All of the key issues in our dispute remain unresolved – and, if we show weakness, then Gove and Wilshaw have made very clear that worse is yet to come. Workload is already unbearable but Wilshaw is again talking about the need to extend school days. Gove and the STRB (see earlier blogposts) has announced that 2014 will be the last year when national pay scales will be published by the DfE. So, from 2015, teachers face a complete performance pay free-for-all – with all the division, bullying and discrimination that inevitably goes with it – unless we stand firm and force politicians to retreat.
Ministers continue to refuse to talk with unions about anything apart from 'implementation' of their policies. There may be some additional guidance issued on some details of workload and pay implementation but certainly nothing that challenges the Government's divisive agenda. Gove's acceptance of the STRB's latest recommendations make crystal clear what his real intentions are.

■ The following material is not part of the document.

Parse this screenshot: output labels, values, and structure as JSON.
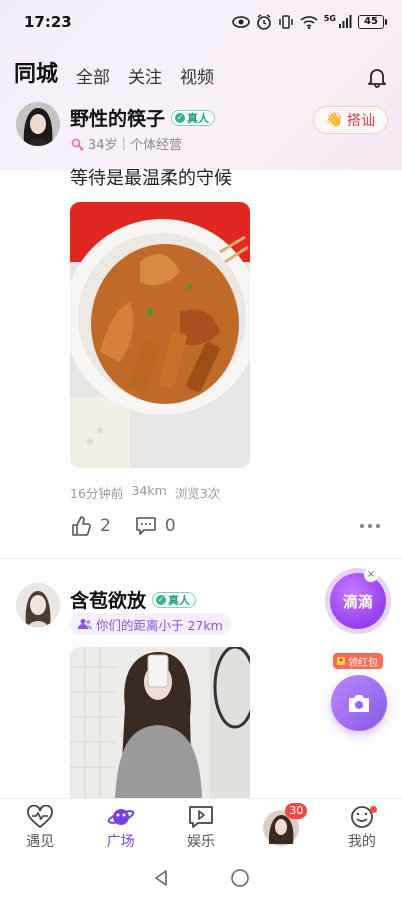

Of course, there may be doubts and uncertainties in some schools. July 10 is near the end of a long, hard school year. The lack of a clear calendar of strike action has raised questions – a mistake that must not be repeated next term. However, we can - and must - go into this strike with confidence and determination. We should be taking action alongside support staff and other colleagues in a day that will really hit the headlines. Significantly, unions like UNISON and UNITE are already talking about announcing further strike dates in the autumn.
Support staff and teachers striking together will have a real impact on schools. Let’s work to make that impact as great as we can – for the sake of education. Can we throw in the towel like some other teaching unions appear to be doing? Of course not. Gove and his cronies are ever-more exposed by their actions. Even the STRB has had to admit that teacher shortages and turnover are becoming a real problem. Now, in the months leading up to a General Election, is the time when politicians are most susceptible to pressure.
Plans are already being made for picket-lines, rallies and demonstrations on the strike day. For example, Trafalgar Square has been booked for the Central London rally. Now Local Associations, school reps and colleagues need to go all-out to get the biggest turnout possible on July 10.
Talk to your colleagues, call a joint meeting, ask for advice if you need it from your Union. Get our message to parents with leaflets at school gates and letters home where you can. Above all, build the strike and let’s show Gove that the NUT is standing firm in defence of teachers and education.